▶ Work to be completed: Please repeat the entries word for word and keep the images out.

(Collected data entries)
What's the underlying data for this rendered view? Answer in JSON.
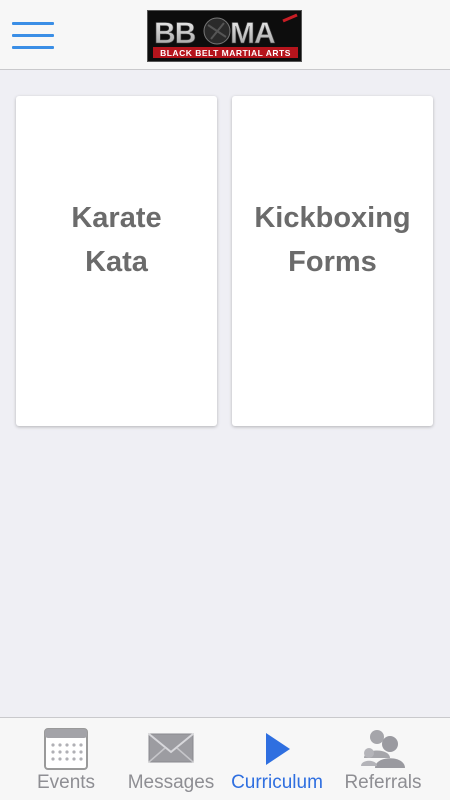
{
  "header": {
    "logo_text": "BBMA",
    "logo_subtext": "BLACK BELT MARTIAL ARTS"
  },
  "cards": [
    {
      "line1": "Karate",
      "line2": "Kata"
    },
    {
      "line1": "Kickboxing",
      "line2": "Forms"
    }
  ],
  "tabs": [
    {
      "label": "Events",
      "icon": "calendar-icon"
    },
    {
      "label": "Messages",
      "icon": "envelope-icon"
    },
    {
      "label": "Curriculum",
      "icon": "play-icon",
      "active": true
    },
    {
      "label": "Referrals",
      "icon": "people-icon"
    }
  ],
  "colors": {
    "accent": "#2f6fe0",
    "menu": "#3a8ee6",
    "background": "#efeff4",
    "card_text": "#6b6b6b",
    "tab_inactive": "#8e8e93"
  }
}
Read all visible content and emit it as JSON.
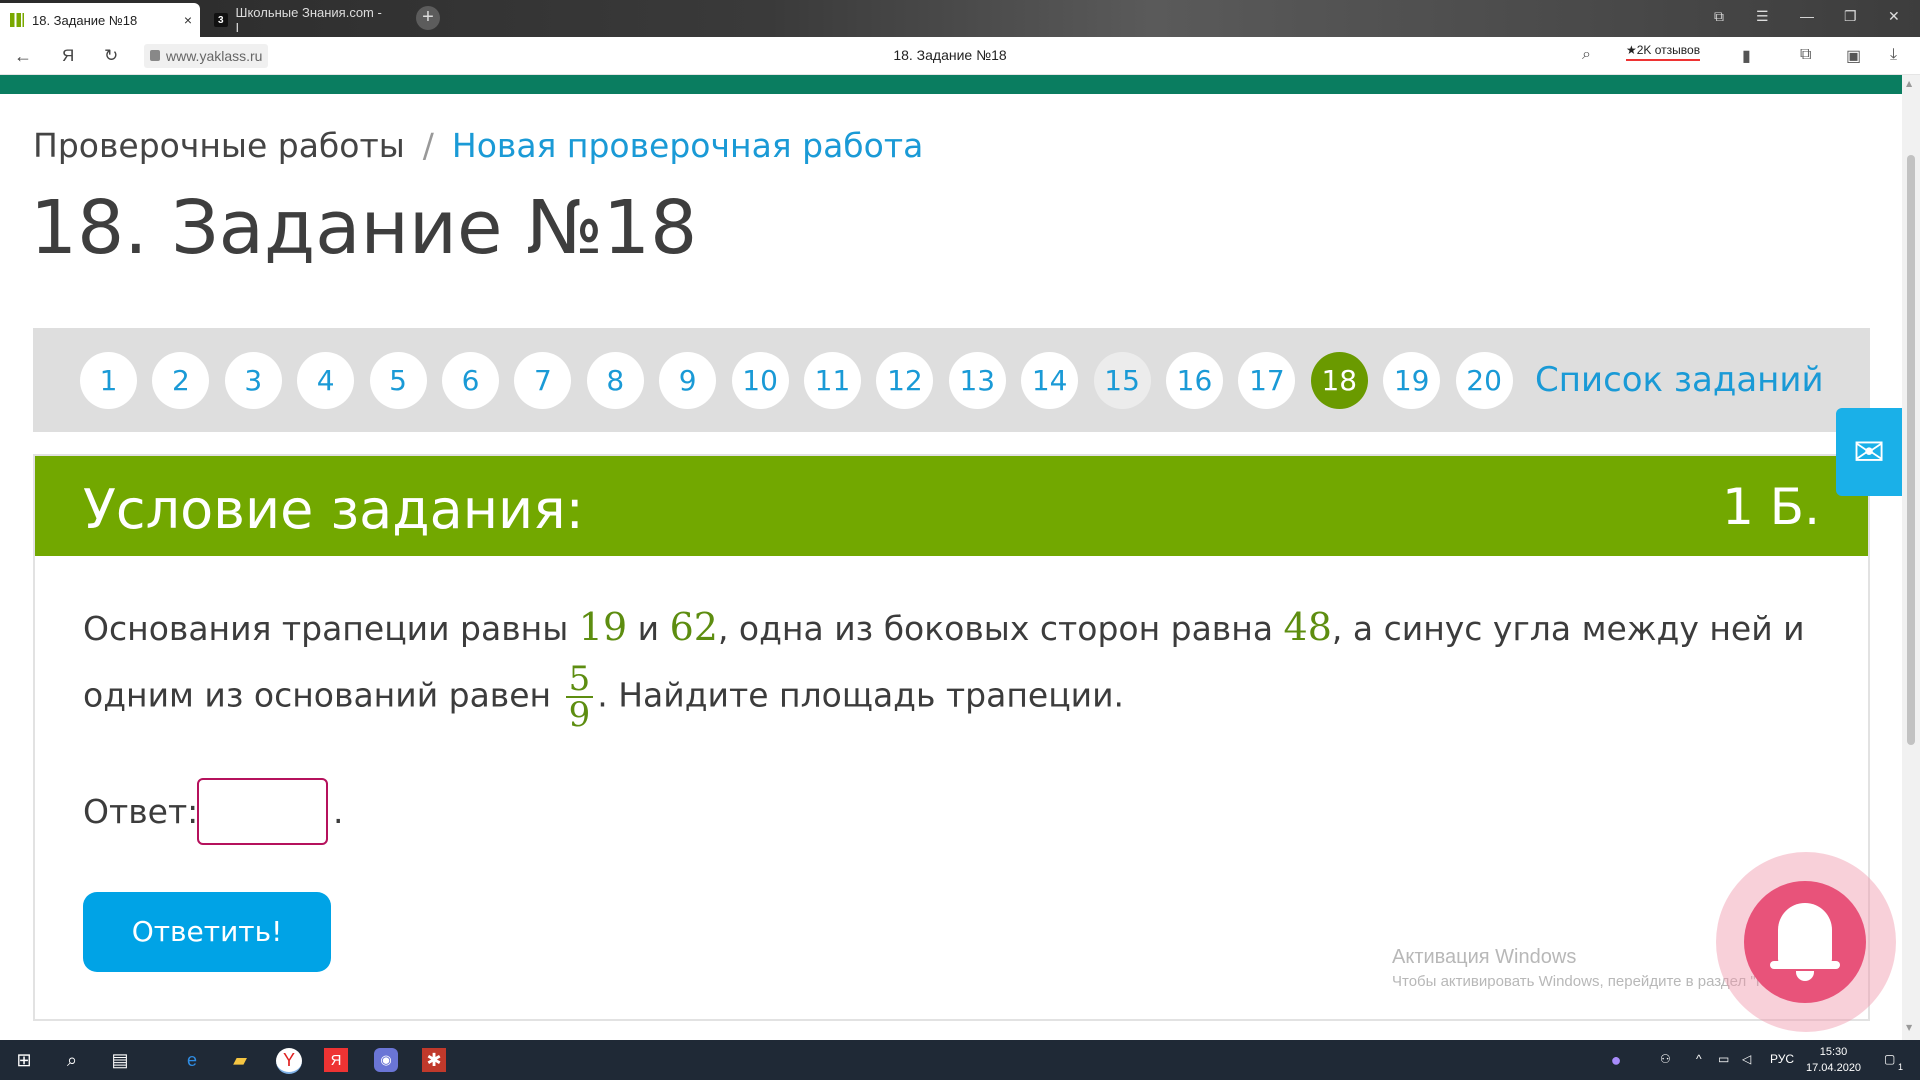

▶ Output of the exercise:
What's the underlying data for this rendered view? Answer in JSON.
{
  "header": {
    "logo_text": "BBMA",
    "logo_subtext": "BLACK BELT MARTIAL ARTS"
  },
  "cards": [
    {
      "line1": "Karate",
      "line2": "Kata"
    },
    {
      "line1": "Kickboxing",
      "line2": "Forms"
    }
  ],
  "tabs": [
    {
      "label": "Events",
      "icon": "calendar-icon"
    },
    {
      "label": "Messages",
      "icon": "envelope-icon"
    },
    {
      "label": "Curriculum",
      "icon": "play-icon",
      "active": true
    },
    {
      "label": "Referrals",
      "icon": "people-icon"
    }
  ],
  "colors": {
    "accent": "#2f6fe0",
    "menu": "#3a8ee6",
    "background": "#efeff4",
    "card_text": "#6b6b6b",
    "tab_inactive": "#8e8e93"
  }
}
Read all visible content and emit it as JSON.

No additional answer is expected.